The task
Return the lines below that contain the word "text".
====== Records provided
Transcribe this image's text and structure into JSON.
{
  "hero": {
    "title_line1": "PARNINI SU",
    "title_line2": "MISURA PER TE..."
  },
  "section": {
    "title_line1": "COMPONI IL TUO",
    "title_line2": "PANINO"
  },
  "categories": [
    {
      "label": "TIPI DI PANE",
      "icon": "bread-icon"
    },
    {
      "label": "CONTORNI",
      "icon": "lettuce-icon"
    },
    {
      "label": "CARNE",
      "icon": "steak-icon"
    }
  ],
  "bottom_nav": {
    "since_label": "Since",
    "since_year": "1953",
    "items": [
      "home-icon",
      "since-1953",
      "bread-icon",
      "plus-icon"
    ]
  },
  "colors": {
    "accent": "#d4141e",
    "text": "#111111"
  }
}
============
Answer for this exercise
Transcribe this image's text and structure into JSON.
    "text": "#111111"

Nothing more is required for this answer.